With this exhibition we believe to open the possibility of contact of our heart with the heart of our first mother here represented by Yube Nawa Aibu, the enchanted python woman of the Huni Kuin people.
With much love and gratitude,
Anna Dantes and Ernesto Neto
YUBE NAWA AIBU - THE ENCHANTED JIBOIA WOMAN
Rita Dani, Yaka, Sebastião Paulino Mana and Menegildo Isaka are part of the first generation of painters who flourished from the Huni Kuin living school. * This living school derives from the encounter with the formalization of teaching through courses and teacher training from the 1980s, when they began to use pencil and paper. It drifts in a lively way, because the school in the forest does not only happen in the classroom, although there are also classrooms in the schools of each village.
The living school is in the stories of the ancients, from which come the songs and the knowledge of the plants, the rituals, the root of the samaúma, the sacred and geometric drawing of the kenes and all their wisdom. Something very different from what we call education, because it is not fixed in a program that should be assimilated by the students, but in the confidence that in each child and young is the possibility of rediscovering the world.
The living school is simple: to know and respect the planet, its origin and its forces.
If in the 1980s, pencil and paper ensured a clear positioning for the formation of teachers, cooperatives and land demarcation, Huni Kuin today use such tools to strengthen the transmission of knowledge through art.
The painting they bring out of the forest represents the invisible without being abstract. Reality is not the domain of the visible either. Huni Kuin means true people. The invisible is real, say the Huni Kuin.

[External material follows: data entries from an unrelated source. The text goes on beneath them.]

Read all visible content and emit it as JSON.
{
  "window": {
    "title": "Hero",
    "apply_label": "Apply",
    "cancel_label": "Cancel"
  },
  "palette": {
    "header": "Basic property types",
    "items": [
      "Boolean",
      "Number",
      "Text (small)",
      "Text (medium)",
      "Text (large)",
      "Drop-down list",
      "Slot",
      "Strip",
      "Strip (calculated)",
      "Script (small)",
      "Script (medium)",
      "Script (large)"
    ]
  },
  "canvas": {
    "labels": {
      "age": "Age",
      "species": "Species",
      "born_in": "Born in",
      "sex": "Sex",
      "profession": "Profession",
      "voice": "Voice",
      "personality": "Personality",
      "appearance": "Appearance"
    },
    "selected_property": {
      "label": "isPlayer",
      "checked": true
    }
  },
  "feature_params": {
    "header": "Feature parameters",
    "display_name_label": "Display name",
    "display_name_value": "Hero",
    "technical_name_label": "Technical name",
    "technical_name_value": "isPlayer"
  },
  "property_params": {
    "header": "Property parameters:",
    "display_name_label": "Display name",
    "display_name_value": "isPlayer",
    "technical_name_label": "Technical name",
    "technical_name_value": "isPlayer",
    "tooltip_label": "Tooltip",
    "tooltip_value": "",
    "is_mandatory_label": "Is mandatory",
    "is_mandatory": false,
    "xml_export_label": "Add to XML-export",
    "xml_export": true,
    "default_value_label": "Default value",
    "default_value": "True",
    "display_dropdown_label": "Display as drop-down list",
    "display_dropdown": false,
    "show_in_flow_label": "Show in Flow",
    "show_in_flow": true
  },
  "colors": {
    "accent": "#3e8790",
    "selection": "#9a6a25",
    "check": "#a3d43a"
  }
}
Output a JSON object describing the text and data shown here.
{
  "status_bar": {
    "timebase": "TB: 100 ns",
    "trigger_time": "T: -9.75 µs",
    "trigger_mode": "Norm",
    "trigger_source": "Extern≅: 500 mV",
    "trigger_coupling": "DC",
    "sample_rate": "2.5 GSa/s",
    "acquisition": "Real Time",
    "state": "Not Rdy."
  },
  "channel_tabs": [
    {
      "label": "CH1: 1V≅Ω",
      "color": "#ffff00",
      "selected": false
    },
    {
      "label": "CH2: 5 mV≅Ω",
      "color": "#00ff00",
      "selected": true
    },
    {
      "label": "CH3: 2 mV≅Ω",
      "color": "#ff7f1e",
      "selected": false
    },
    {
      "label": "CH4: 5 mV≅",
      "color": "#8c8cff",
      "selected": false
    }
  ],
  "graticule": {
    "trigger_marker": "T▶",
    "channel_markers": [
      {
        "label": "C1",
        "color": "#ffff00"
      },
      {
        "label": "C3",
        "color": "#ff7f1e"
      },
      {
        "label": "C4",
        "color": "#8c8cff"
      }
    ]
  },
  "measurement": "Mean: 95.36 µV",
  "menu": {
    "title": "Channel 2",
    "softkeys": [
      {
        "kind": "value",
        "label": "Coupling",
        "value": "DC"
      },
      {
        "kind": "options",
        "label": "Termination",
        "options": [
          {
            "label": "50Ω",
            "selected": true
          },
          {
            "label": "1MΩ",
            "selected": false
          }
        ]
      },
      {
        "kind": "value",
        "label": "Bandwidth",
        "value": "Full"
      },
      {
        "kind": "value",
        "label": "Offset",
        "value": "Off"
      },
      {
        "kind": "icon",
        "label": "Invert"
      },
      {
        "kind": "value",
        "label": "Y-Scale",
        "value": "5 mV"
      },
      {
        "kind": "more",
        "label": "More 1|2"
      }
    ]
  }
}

Imagination, the word that defines the faculty of the spirit to represent images, here is real, even if invisible. It is fertile, because culture is reborn from it.
Representing may not even be the best definition. Revelation comes close, although it refers to something that appears in itself, without considering the importance of who reveals.
Transforming into drawing, painting and art may be closer to the gesture of complete physical and spiritual delivery that Rita Dani, Yaka, Sebastião Paulino Mana and Menegildo Isaka manifest as they paint screens, murals, or notebooks. Turn the invisible into visible with love and beauty.
The exhibition Yube Nawa Aibu - The charmed python woman starts when the exhibition Shubu Hiwea – Livro escola viva do rio Jordão says goodbye to Itaú Cultural and São Paulo.
Now at the Galeria Estação, more than an exhibition, a river opens, a direct affluent of the Jordan River, an invisible but real river, which brings artists from the Acre Amazonian Huni Kuin to the Southeast, and leads to the forest the possibility that they live from their art.
Good navigations for Yube Nawa Aibu!
* People of the tropical Amazonian forest that is distributed in villages in the rivers Purus and Curanja, in Peru, and in the rivers Tarauacá, Jordão, Breu, Muru, Envira, Humaitá and Purus, in Brazil, state of Acre.
Exhibition Yube Nawa Aibu - The charmed python woman
Curatorship: Anna Dantes and Ernesto Neto
Opening February 1st - 7pm
Visitation until February 24, 2018
From Monday to Friday, from 11am to 7pm, Saturdays from 11am to 3pm - free admission.
Rua Ferreira de Araújo, 625 | Pinheiros | São Paulo | 55 11 3813-7253